Task statement — What is needed is every line of the material that contains "JSON".

Records provided —
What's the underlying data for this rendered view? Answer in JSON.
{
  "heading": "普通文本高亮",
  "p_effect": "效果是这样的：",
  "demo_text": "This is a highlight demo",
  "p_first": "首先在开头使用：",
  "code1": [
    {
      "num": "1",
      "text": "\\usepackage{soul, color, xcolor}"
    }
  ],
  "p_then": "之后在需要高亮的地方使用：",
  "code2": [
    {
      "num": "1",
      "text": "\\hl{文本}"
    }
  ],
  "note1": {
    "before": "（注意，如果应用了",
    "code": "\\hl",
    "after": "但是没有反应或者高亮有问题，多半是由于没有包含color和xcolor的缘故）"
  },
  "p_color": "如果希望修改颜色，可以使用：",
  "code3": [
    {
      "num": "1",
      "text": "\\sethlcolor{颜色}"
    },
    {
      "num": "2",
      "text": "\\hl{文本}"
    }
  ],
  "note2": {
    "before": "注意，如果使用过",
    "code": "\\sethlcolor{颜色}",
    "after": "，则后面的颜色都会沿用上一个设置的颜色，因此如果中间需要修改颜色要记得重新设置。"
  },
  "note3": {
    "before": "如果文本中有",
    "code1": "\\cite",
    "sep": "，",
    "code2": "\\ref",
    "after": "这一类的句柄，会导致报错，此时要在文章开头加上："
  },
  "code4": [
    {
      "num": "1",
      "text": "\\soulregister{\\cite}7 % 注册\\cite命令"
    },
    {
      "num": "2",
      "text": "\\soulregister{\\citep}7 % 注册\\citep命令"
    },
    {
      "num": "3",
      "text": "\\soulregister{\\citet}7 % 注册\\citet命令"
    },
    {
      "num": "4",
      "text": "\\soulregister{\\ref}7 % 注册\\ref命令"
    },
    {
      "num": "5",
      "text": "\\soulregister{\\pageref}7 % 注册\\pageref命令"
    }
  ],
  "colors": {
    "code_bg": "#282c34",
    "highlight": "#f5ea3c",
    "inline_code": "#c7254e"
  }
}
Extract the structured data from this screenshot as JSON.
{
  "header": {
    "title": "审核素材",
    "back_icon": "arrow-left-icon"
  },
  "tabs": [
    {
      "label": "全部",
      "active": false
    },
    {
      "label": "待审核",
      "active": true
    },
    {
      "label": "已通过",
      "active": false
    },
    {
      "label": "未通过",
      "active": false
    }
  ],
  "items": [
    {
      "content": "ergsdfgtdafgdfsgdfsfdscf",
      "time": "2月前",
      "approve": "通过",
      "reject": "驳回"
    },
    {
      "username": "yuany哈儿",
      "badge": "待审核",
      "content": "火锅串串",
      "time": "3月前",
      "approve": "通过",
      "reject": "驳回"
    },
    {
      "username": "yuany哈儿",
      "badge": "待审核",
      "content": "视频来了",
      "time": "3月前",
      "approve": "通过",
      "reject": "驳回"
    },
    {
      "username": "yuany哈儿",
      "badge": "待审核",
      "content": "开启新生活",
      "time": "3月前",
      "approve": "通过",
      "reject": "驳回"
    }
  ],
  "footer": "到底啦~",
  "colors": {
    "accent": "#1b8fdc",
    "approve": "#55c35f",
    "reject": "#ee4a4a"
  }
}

Solved problem —
What's the underlying data for this rendered view? Answer in JSON.
Extract the structured data from this screenshot as JSON.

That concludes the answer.